— What is required —
The string "headers" may appear on lines of the entries below; report how many such lines there are, and only that.

— Records for processing —
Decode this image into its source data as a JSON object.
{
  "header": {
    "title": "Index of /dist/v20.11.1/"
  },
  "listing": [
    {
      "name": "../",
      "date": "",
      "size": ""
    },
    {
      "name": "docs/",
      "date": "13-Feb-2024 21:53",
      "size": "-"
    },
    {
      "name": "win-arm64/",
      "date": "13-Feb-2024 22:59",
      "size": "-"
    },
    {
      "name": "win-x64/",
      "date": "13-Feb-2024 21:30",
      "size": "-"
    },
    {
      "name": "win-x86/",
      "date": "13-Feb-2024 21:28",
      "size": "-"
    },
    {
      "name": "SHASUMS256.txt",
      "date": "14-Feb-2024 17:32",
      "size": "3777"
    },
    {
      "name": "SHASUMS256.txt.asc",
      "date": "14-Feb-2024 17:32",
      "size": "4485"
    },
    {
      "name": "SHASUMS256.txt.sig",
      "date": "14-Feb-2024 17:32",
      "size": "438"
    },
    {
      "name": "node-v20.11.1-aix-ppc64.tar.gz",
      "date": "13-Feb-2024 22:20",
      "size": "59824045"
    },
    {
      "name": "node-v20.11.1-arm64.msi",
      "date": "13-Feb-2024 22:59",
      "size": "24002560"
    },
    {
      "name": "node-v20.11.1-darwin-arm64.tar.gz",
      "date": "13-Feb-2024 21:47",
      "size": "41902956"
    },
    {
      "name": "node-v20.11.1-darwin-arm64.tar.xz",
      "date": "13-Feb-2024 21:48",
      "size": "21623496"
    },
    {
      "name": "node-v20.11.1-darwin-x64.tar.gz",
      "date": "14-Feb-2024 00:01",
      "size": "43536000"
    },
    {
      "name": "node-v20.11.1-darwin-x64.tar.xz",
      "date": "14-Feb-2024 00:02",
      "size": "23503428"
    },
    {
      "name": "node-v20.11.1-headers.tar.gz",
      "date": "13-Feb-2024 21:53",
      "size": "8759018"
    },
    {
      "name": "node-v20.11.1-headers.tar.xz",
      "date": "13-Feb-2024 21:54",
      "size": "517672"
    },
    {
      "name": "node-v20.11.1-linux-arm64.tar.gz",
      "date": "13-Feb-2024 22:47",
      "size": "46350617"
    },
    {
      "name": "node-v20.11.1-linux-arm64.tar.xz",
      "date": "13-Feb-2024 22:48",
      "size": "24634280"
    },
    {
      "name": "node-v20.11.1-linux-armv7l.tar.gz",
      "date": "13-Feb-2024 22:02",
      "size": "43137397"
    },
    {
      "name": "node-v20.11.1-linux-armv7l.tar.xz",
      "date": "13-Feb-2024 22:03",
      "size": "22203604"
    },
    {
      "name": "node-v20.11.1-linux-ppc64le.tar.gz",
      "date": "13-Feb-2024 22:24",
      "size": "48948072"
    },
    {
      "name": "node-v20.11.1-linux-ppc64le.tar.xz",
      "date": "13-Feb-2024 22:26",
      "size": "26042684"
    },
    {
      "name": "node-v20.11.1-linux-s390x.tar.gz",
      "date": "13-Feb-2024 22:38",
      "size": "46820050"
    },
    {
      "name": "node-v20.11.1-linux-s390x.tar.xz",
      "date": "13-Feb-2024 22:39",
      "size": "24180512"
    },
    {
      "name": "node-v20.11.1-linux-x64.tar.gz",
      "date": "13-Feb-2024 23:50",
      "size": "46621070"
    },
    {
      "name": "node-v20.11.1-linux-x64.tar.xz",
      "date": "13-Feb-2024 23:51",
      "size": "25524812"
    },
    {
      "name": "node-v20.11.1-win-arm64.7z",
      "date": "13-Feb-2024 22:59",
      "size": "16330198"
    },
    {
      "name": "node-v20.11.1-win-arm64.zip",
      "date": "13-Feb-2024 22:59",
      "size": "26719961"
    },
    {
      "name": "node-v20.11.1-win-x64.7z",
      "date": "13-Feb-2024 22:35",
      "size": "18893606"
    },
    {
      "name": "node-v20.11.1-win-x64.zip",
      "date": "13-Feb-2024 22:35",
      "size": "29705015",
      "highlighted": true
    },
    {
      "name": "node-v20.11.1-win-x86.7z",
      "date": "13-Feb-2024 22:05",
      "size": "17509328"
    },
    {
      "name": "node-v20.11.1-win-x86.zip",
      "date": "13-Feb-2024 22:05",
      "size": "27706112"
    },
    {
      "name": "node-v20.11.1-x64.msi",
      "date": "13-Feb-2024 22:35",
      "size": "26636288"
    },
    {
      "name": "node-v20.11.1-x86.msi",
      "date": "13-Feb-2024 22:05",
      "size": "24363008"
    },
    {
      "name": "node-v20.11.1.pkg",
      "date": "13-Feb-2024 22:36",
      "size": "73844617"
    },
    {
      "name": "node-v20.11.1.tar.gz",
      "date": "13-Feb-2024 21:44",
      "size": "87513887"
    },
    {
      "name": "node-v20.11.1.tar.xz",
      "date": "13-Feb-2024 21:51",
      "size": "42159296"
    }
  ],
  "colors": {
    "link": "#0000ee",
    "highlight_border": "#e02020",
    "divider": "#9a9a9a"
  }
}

— Task output —
2